⟨
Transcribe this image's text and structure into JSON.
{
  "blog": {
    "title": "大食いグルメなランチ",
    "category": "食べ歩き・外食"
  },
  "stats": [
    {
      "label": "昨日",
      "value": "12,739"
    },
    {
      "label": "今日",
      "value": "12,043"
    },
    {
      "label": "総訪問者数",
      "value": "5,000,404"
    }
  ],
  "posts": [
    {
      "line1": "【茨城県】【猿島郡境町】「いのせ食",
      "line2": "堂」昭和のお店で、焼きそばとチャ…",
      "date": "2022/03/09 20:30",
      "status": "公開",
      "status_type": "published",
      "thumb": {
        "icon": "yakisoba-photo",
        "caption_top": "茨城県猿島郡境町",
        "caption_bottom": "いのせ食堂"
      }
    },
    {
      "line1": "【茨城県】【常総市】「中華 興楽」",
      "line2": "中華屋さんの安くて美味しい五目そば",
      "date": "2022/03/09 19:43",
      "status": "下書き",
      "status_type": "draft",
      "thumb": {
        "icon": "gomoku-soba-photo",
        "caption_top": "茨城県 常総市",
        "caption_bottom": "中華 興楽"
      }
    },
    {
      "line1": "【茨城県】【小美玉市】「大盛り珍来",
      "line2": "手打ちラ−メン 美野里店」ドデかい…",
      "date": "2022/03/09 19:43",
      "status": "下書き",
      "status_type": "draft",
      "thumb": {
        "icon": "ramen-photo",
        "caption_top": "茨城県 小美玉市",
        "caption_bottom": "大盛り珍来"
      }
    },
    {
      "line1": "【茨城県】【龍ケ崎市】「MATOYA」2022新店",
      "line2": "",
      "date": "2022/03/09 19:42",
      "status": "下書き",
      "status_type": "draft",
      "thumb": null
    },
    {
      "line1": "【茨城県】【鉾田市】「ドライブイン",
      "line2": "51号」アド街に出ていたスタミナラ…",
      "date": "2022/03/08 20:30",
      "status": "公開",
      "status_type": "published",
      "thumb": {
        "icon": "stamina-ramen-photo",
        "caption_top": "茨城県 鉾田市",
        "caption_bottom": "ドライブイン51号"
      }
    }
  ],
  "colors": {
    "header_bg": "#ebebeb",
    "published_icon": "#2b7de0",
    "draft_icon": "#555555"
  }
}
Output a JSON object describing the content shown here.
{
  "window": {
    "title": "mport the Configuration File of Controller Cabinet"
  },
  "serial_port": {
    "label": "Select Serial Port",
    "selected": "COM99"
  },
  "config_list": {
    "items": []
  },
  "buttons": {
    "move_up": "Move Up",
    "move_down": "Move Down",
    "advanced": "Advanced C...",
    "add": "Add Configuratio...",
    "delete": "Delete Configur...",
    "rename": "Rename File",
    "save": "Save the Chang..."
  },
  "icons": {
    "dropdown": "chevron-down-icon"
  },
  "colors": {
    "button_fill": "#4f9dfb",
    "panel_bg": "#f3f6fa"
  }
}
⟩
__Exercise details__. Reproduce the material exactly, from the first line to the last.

__Your response__.
Transcribe this image's text and structure into JSON.
{
  "blog": {
    "title": "大食いグルメなランチ",
    "category": "食べ歩き・外食"
  },
  "stats": [
    {
      "label": "昨日",
      "value": "12,739"
    },
    {
      "label": "今日",
      "value": "12,043"
    },
    {
      "label": "総訪問者数",
      "value": "5,000,404"
    }
  ],
  "posts": [
    {
      "line1": "【茨城県】【猿島郡境町】「いのせ食",
      "line2": "堂」昭和のお店で、焼きそばとチャ…",
      "date": "2022/03/09 20:30",
      "status": "公開",
      "status_type": "published",
      "thumb": {
        "icon": "yakisoba-photo",
        "caption_top": "茨城県猿島郡境町",
        "caption_bottom": "いのせ食堂"
      }
    },
    {
      "line1": "【茨城県】【常総市】「中華 興楽」",
      "line2": "中華屋さんの安くて美味しい五目そば",
      "date": "2022/03/09 19:43",
      "status": "下書き",
      "status_type": "draft",
      "thumb": {
        "icon": "gomoku-soba-photo",
        "caption_top": "茨城県 常総市",
        "caption_bottom": "中華 興楽"
      }
    },
    {
      "line1": "【茨城県】【小美玉市】「大盛り珍来",
      "line2": "手打ちラ−メン 美野里店」ドデかい…",
      "date": "2022/03/09 19:43",
      "status": "下書き",
      "status_type": "draft",
      "thumb": {
        "icon": "ramen-photo",
        "caption_top": "茨城県 小美玉市",
        "caption_bottom": "大盛り珍来"
      }
    },
    {
      "line1": "【茨城県】【龍ケ崎市】「MATOYA」2022新店",
      "line2": "",
      "date": "2022/03/09 19:42",
      "status": "下書き",
      "status_type": "draft",
      "thumb": null
    },
    {
      "line1": "【茨城県】【鉾田市】「ドライブイン",
      "line2": "51号」アド街に出ていたスタミナラ…",
      "date": "2022/03/08 20:30",
      "status": "公開",
      "status_type": "published",
      "thumb": {
        "icon": "stamina-ramen-photo",
        "caption_top": "茨城県 鉾田市",
        "caption_bottom": "ドライブイン51号"
      }
    }
  ],
  "colors": {
    "header_bg": "#ebebeb",
    "published_icon": "#2b7de0",
    "draft_icon": "#555555"
  }
}
Output a JSON object describing the content shown here.
{
  "window": {
    "title": "mport the Configuration File of Controller Cabinet"
  },
  "serial_port": {
    "label": "Select Serial Port",
    "selected": "COM99"
  },
  "config_list": {
    "items": []
  },
  "buttons": {
    "move_up": "Move Up",
    "move_down": "Move Down",
    "advanced": "Advanced C...",
    "add": "Add Configuratio...",
    "delete": "Delete Configur...",
    "rename": "Rename File",
    "save": "Save the Chang..."
  },
  "icons": {
    "dropdown": "chevron-down-icon"
  },
  "colors": {
    "button_fill": "#4f9dfb",
    "panel_bg": "#f3f6fa"
  }
}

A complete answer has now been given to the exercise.